Re: virus: Original Thoughts

Chitren Nursinghdass (
Tue, 24 Jun 1997 13:08:50 +0200


>Well, OK. I don't know that what you claim is "true", but even if it
>is, how does this absolve the issue? Where did the Egyptians get their
>ideas? And where did they get their ideas?[1]

>From some other people. Read Plato's Critias and Timaeus but don't get
caught up in the terms.

The terms for an abstract meme may change over eons, but does the essence
of the meme change itself ?

>Essentially, I'm using the "argument from design" with a slight
>variation here. Since ideas exist, and there was a time at which they
>didn't (say before even our first remotest ancestors) the idea's /must/
>have been formed as /orginals/ somewhere along the line. An unmoved
>mover, in the form of a *new* meme.

I see it thus : all ideas are potentially contained in more compact
memes. There are fundamental memes (or math axioms) which can be expanded
using functions or ways of combinations. From them stem other memes
or combo-memes

The trouble arises when the ideas of the fundamental memes in one era
is called something completely different in another. i.e. one syntax
for a fundamental meme in an ancient eon is used for a cmpletely
different thing in another, more recent eon, hence the confusions.

To avoid the confusion, maybe one should systematically rename all
the memes and then compare their inteconnections as processes, as
fundamental, general processes.

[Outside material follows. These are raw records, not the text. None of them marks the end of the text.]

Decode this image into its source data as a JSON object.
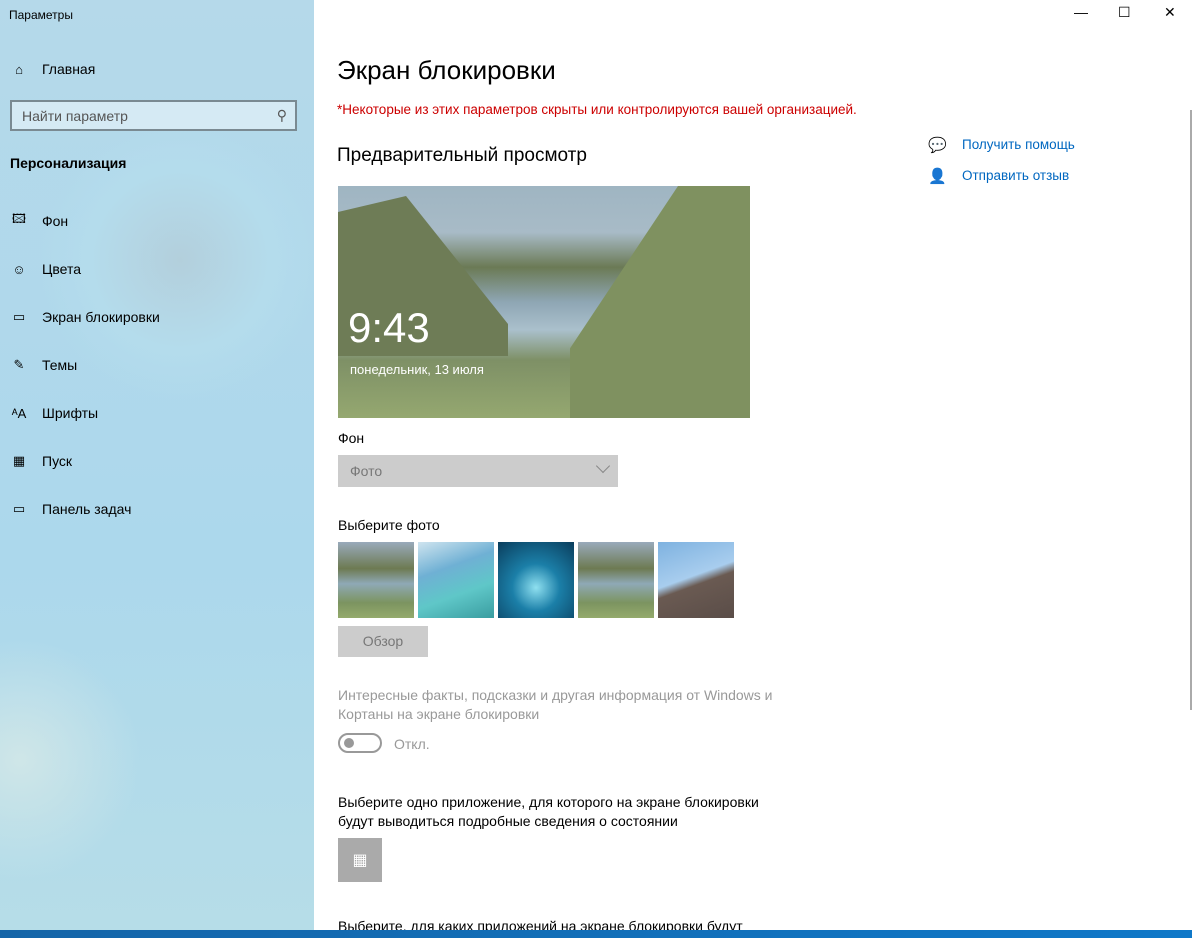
{
  "window": {
    "title": "Параметры",
    "minimize": "—",
    "maximize": "☐",
    "close": "✕"
  },
  "sidebar": {
    "home": "Главная",
    "search_placeholder": "Найти параметр",
    "section": "Персонализация",
    "items": [
      {
        "label": "Фон",
        "icon": "picture-icon"
      },
      {
        "label": "Цвета",
        "icon": "palette-icon"
      },
      {
        "label": "Экран блокировки",
        "icon": "lock-screen-icon"
      },
      {
        "label": "Темы",
        "icon": "themes-icon"
      },
      {
        "label": "Шрифты",
        "icon": "fonts-icon"
      },
      {
        "label": "Пуск",
        "icon": "start-icon"
      },
      {
        "label": "Панель задач",
        "icon": "taskbar-icon"
      }
    ]
  },
  "main": {
    "title": "Экран блокировки",
    "warning": "*Некоторые из этих параметров скрыты или контролируются вашей организацией.",
    "preview_heading": "Предварительный просмотр",
    "preview_time": "9:43",
    "preview_date": "понедельник, 13 июля",
    "background_label": "Фон",
    "background_value": "Фото",
    "choose_photo": "Выберите фото",
    "browse": "Обзор",
    "facts_text": "Интересные факты, подсказки и другая информация от Windows и Кортаны на экране блокировки",
    "toggle_state": "Откл.",
    "app_detail_text": "Выберите одно приложение, для которого на экране блокировки будут выводиться подробные сведения о состоянии",
    "more_text": "Выберите, для каких приложений на экране блокировки будут"
  },
  "links": {
    "help": "Получить помощь",
    "feedback": "Отправить отзыв"
  },
  "colors": {
    "warning": "#cc0000",
    "link": "#0067c0"
  }
}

For example the process of a life cycle : birth, growth,
reproduction, death is a general, abstract process of which
what we observe in nature are concrete examples;

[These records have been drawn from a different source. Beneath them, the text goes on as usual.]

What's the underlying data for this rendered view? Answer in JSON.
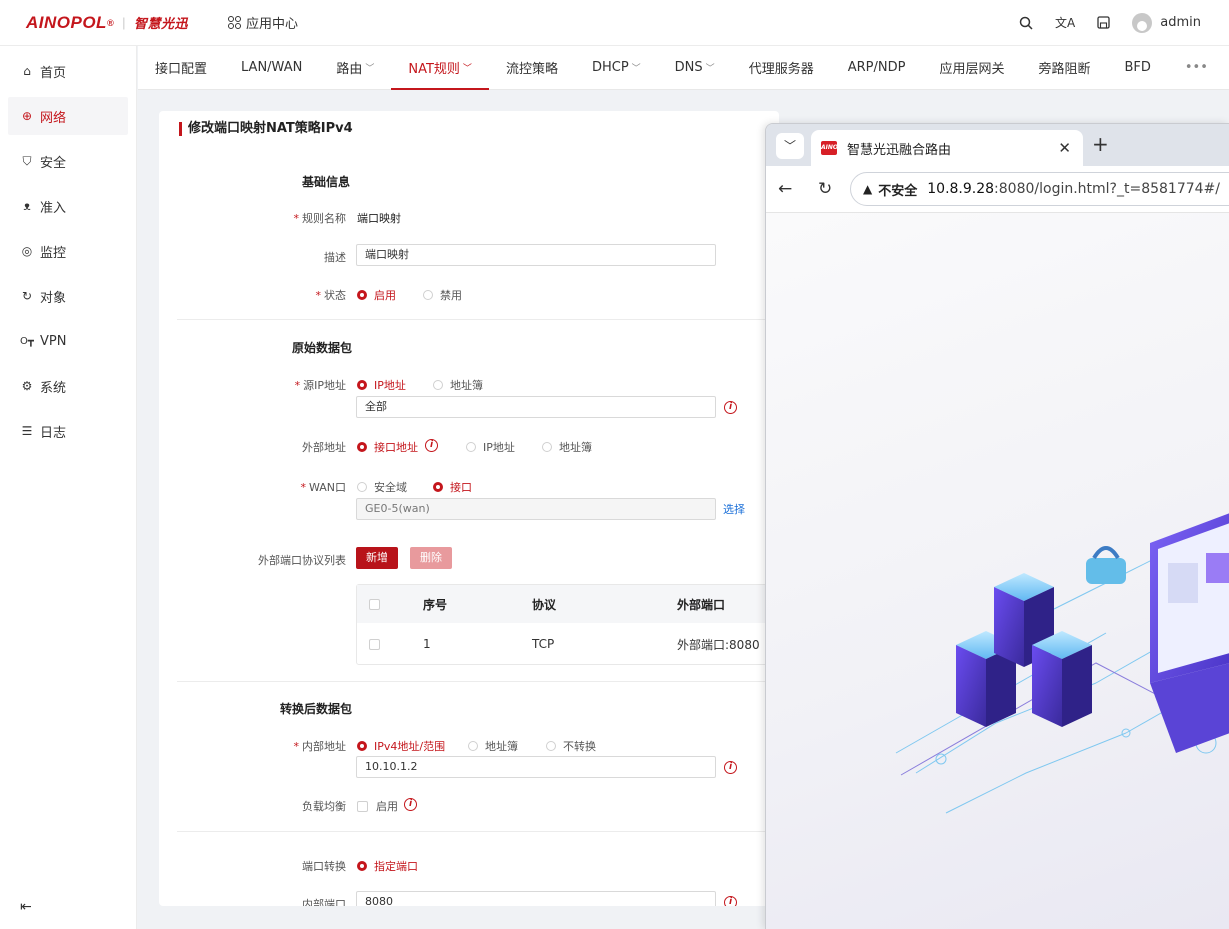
{
  "brand": {
    "logo": "AINOPOL",
    "reg": "®",
    "sep": "|",
    "name_cn": "智慧光迅"
  },
  "topbar": {
    "app_center": "应用中心",
    "user": "admin"
  },
  "sidebar": {
    "items": [
      {
        "label": "首页",
        "icon": "home-icon"
      },
      {
        "label": "网络",
        "icon": "globe-icon",
        "active": true
      },
      {
        "label": "安全",
        "icon": "shield-icon"
      },
      {
        "label": "准入",
        "icon": "users-icon"
      },
      {
        "label": "监控",
        "icon": "monitor-icon"
      },
      {
        "label": "对象",
        "icon": "object-icon"
      },
      {
        "label": "VPN",
        "icon": "key-icon"
      },
      {
        "label": "系统",
        "icon": "settings-icon"
      },
      {
        "label": "日志",
        "icon": "list-icon"
      }
    ]
  },
  "tabs": [
    {
      "label": "接口配置"
    },
    {
      "label": "LAN/WAN"
    },
    {
      "label": "路由",
      "dropdown": true
    },
    {
      "label": "NAT规则",
      "dropdown": true,
      "active": true
    },
    {
      "label": "流控策略"
    },
    {
      "label": "DHCP",
      "dropdown": true
    },
    {
      "label": "DNS",
      "dropdown": true
    },
    {
      "label": "代理服务器"
    },
    {
      "label": "ARP/NDP"
    },
    {
      "label": "应用层网关"
    },
    {
      "label": "旁路阻断"
    },
    {
      "label": "BFD"
    },
    {
      "label": "•••"
    }
  ],
  "form": {
    "title": "修改端口映射NAT策略IPv4",
    "basic": {
      "section": "基础信息",
      "rule_name_label": "规则名称",
      "rule_name_value": "端口映射",
      "desc_label": "描述",
      "desc_value": "端口映射",
      "status_label": "状态",
      "status_on": "启用",
      "status_off": "禁用"
    },
    "original": {
      "section": "原始数据包",
      "src_ip_label": "源IP地址",
      "src_opt_ip": "IP地址",
      "src_opt_pool": "地址簿",
      "src_value": "全部",
      "ext_addr_label": "外部地址",
      "ext_opt_iface": "接口地址",
      "ext_opt_ip": "IP地址",
      "ext_opt_pool": "地址簿",
      "wan_label": "WAN口",
      "wan_opt_zone": "安全域",
      "wan_opt_iface": "接口",
      "wan_value": "GE0-5(wan)",
      "wan_select": "选择",
      "port_list_label": "外部端口协议列表",
      "add_btn": "新增",
      "del_btn": "删除",
      "table": {
        "headers": [
          "序号",
          "协议",
          "外部端口"
        ],
        "rows": [
          [
            "1",
            "TCP",
            "外部端口:8080"
          ]
        ]
      }
    },
    "translated": {
      "section": "转换后数据包",
      "inner_addr_label": "内部地址",
      "opt_range": "IPv4地址/范围",
      "opt_pool": "地址簿",
      "opt_none": "不转换",
      "inner_addr_value": "10.10.1.2",
      "lb_label": "负载均衡",
      "lb_enable": "启用",
      "port_trans_label": "端口转换",
      "port_trans_opt": "指定端口",
      "inner_port_label": "内部端口",
      "inner_port_value": "8080"
    }
  },
  "browser": {
    "tab_title": "智慧光迅融合路由",
    "favicon_text": "AINO",
    "insecure_label": "不安全",
    "url_host": "10.8.9.28",
    "url_rest": ":8080/login.html?_t=8581774#/"
  },
  "colors": {
    "accent": "#c4161c",
    "link": "#1a6fd8"
  }
}
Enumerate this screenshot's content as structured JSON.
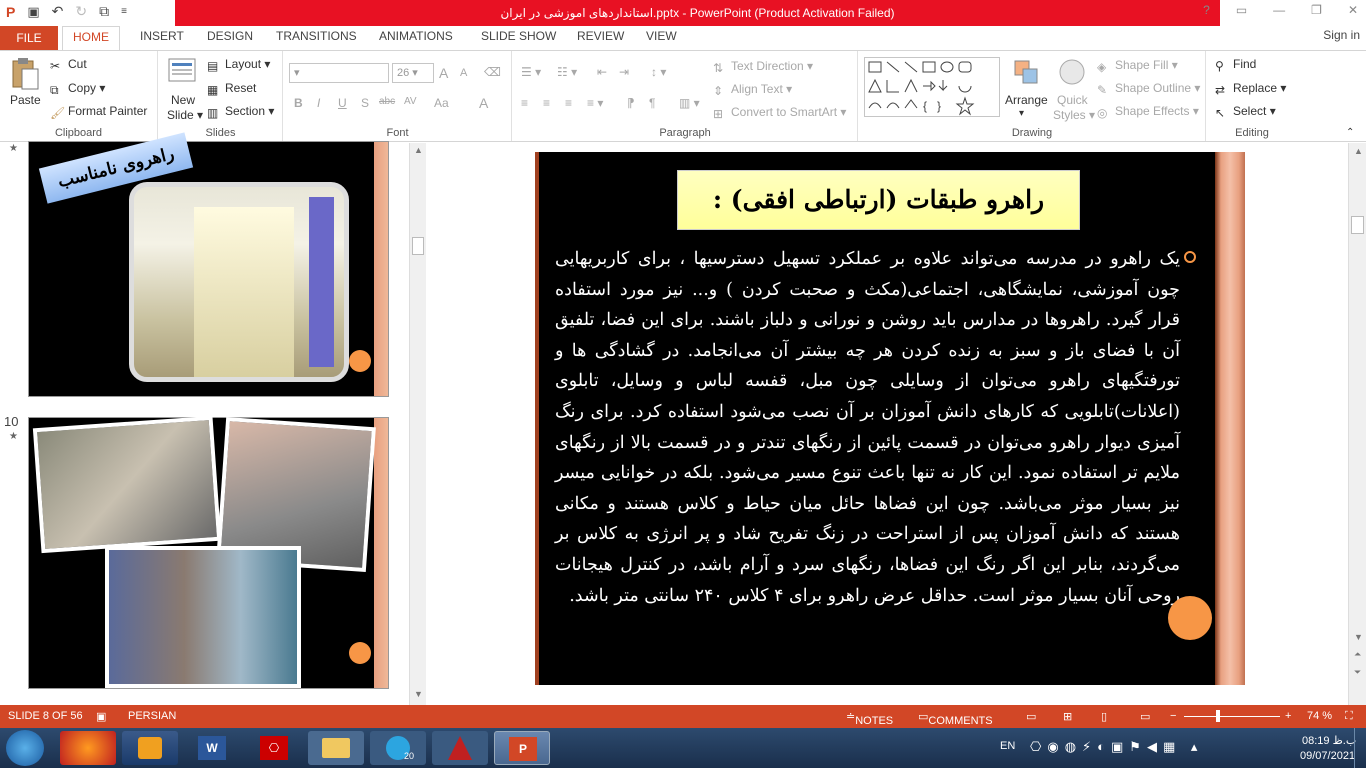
{
  "window": {
    "title": "استانداردهای اموزشی در ایران.pptx - PowerPoint (Product Activation Failed)",
    "help": "?",
    "restore": "▭",
    "minimize": "—",
    "maximize": "❐",
    "close": "✕"
  },
  "qat": {
    "save": "💾",
    "undo": "↶",
    "redo": "↻",
    "customize": "≡"
  },
  "tabs": {
    "file": "FILE",
    "home": "HOME",
    "insert": "INSERT",
    "design": "DESIGN",
    "transitions": "TRANSITIONS",
    "animations": "ANIMATIONS",
    "slideshow": "SLIDE SHOW",
    "review": "REVIEW",
    "view": "VIEW",
    "signin": "Sign in"
  },
  "ribbon": {
    "clipboard": {
      "label": "Clipboard",
      "paste": "Paste",
      "cut": "Cut",
      "copy": "Copy",
      "format_painter": "Format Painter"
    },
    "slides": {
      "label": "Slides",
      "new_slide": "New",
      "new_slide2": "Slide",
      "layout": "Layout",
      "reset": "Reset",
      "section": "Section"
    },
    "font": {
      "label": "Font",
      "size": "26",
      "bold": "B",
      "italic": "I",
      "underline": "U",
      "shadow": "S",
      "strike": "abc",
      "spacing": "AV",
      "case": "Aa",
      "color": "A",
      "grow": "A",
      "shrink": "A"
    },
    "paragraph": {
      "label": "Paragraph",
      "text_direction": "Text Direction",
      "align_text": "Align Text",
      "smartart": "Convert to SmartArt"
    },
    "drawing": {
      "label": "Drawing",
      "arrange": "Arrange",
      "quick_styles": "Quick",
      "quick_styles2": "Styles",
      "shape_fill": "Shape Fill",
      "shape_outline": "Shape Outline",
      "shape_effects": "Shape Effects"
    },
    "editing": {
      "label": "Editing",
      "find": "Find",
      "replace": "Replace",
      "select": "Select"
    }
  },
  "thumbs": {
    "slide9_label": "راهروی نامناسب",
    "slide10_number": "10",
    "star": "★"
  },
  "slide": {
    "title": "راهرو طبقات (ارتباطی افقی) :",
    "body": "یک راهرو در مدرسه می‌تواند علاوه بر عملکرد تسهیل دسترسیها ، برای کاربریهایی چون آموزشی، نمایشگاهی، اجتماعی(مکث و صحبت کردن ) و... نیز مورد استفاده قرار گیرد. راهروها در مدارس باید روشن و نورانی و دلباز باشند. برای این فضا، تلفیق آن با فضای باز و سبز به زنده کردن هر چه بیشتر آن می‌انجامد. در گشادگی ها و تورفتگیهای راهرو می‌توان از وسایلی چون مبل، قفسه لباس و وسایل، تابلوی (اعلانات)تابلویی که کارهای دانش آموزان بر آن نصب می‌شود استفاده کرد. برای رنگ آمیزی دیوار راهرو می‌توان در قسمت پائین از رنگهای تندتر و در قسمت بالا از رنگهای ملایم تر استفاده نمود. این کار نه تنها باعث تنوع مسیر می‌شود. بلکه در خوانایی میسر نیز بسیار موثر می‌باشد. چون این فضاها حائل میان حیاط و کلاس هستند و مکانی هستند که دانش آموزان پس از استراحت در زنگ تفریح شاد و پر انرژی به کلاس بر می‌گردند، بنابر این اگر رنگ این فضاها، رنگهای سرد و آرام باشد، در کنترل هیجانات روحی آنان بسیار موثر است. حداقل عرض راهرو برای ۴ کلاس ۲۴۰ سانتی متر باشد."
  },
  "status": {
    "slide": "SLIDE 8 OF 56",
    "language": "PERSIAN",
    "notes": "NOTES",
    "comments": "COMMENTS",
    "zoom": "74 %",
    "minus": "−",
    "plus": "+"
  },
  "tray": {
    "lang": "EN",
    "time": "08:19 ب.ظ",
    "date": "09/07/2021",
    "telegram_badge": "20"
  },
  "colors": {
    "accent": "#d24726",
    "title_red": "#e81123",
    "slide_bg": "#000000",
    "bullet": "#f79646"
  }
}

This is the type of symbolic thinking used by Egyptians (this is
what I'm seeing in a book by R.A. Schwaller de Lubicz). I'll have
to buy Isha's "Her Bak" series as well.

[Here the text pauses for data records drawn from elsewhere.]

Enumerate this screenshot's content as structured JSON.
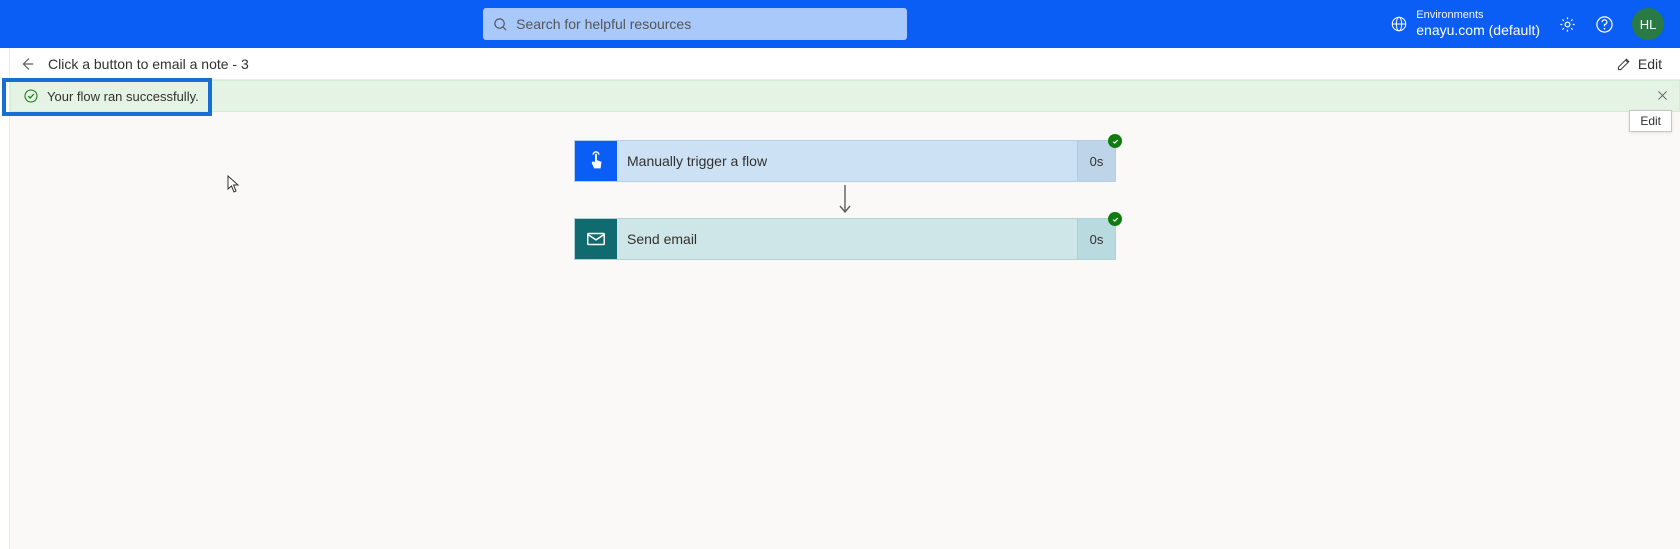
{
  "header": {
    "search_placeholder": "Search for helpful resources",
    "env_label": "Environments",
    "env_name": "enayu.com (default)",
    "avatar_initials": "HL"
  },
  "breadcrumb": {
    "title": "Click a button to email a note - 3",
    "edit_label": "Edit"
  },
  "banner": {
    "message": "Your flow ran successfully."
  },
  "tooltip": {
    "text": "Edit"
  },
  "steps": [
    {
      "label": "Manually trigger a flow",
      "timing": "0s"
    },
    {
      "label": "Send email",
      "timing": "0s"
    }
  ]
}
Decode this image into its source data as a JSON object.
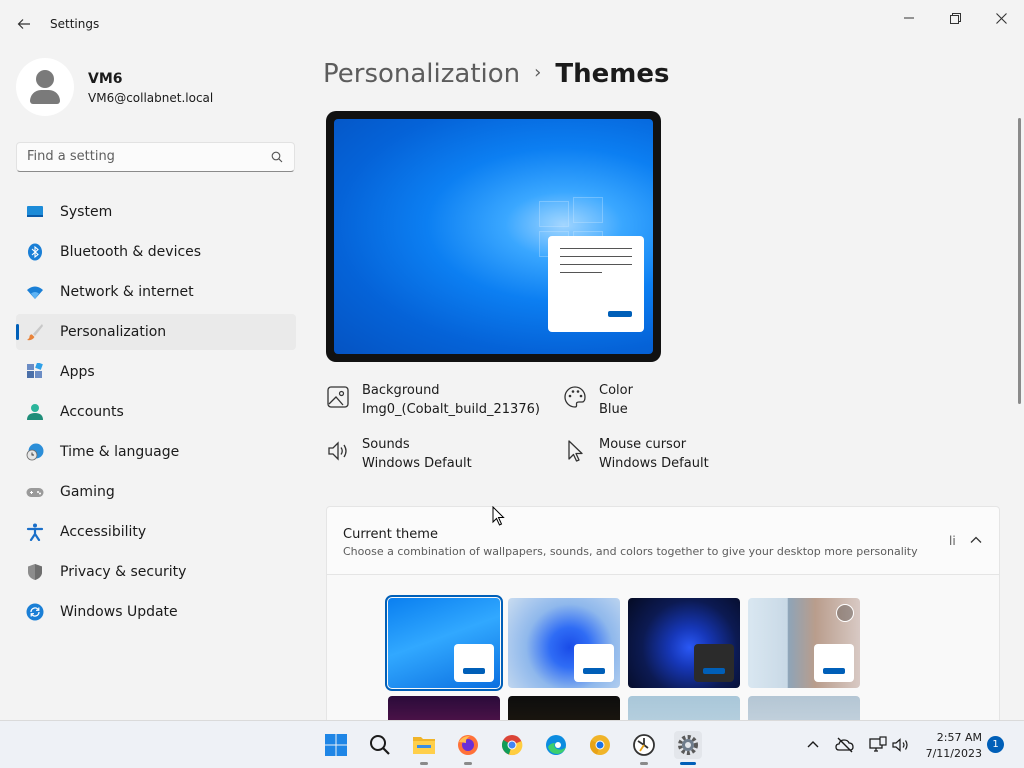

One symbol has semantic variation, thus the essence or generality
of a process is pictured in hieroglyphics.

The memesets you can get from these are extremely varied and can
apply to many subjects.

>What's really nice about this, looking back, is that as soon as one
>admits that humans are capable of completely orginal idea's, it does not

I'd say variations of the same underlying general principles.

>seem so rough to admit that the universe is capable of bringing us into
>existance. We are the /new/ meme's of the universe. If we can do it,
>surely the "much more complex" universe is capable of it as well. An
>interesting trap for a Christian who beleives in /free will/ and orginal
>[1] Point in case: Where did Decartes get his ideas? born 1596 died
>1650. "Invented" Cartesian geometry. An idea never before seen.

A new way of looking at things like in this :

"The better adapted to their environment are selected"

becomes (in my mind):

"Those with more spatio-temporal stability will prevail"

(seems like a circular argument, but you can switch between those
two modes of thinking whenever it suits you to explain something in
this view. )

In any case it's more complex than this simplified and
general phrase.

Those with mobility or knowledge of the importance of spatial stability
seek to avoid spatial, localized hazards.

The knowledge of the importance of temporal stability makes one store
information or strive to reproduce it, eventually the storage
must be multiple (to avoid spatial hazards).

Would you say I invented anything ?

Or would you say I found just another way of looking at things ?

Did Darwin INVENT natural selection or did he bring the knowledge
of it to our eyes ?

Coming back to my view of a general life-cycle :

A crystal forms from a seed, then grows by addition of elementary
parts in an orderly fashion with time. With time, the crystalline
shape is found further from the seed. This is a primitive form
of replication. A crystal can be shattered.

A crystalline structure can be the frame for another type of
replicators to take over (molecules).


Dawkins mentions this from another source but I cannot remember
his name except there's a W in there (maybe as first letter).

And so on...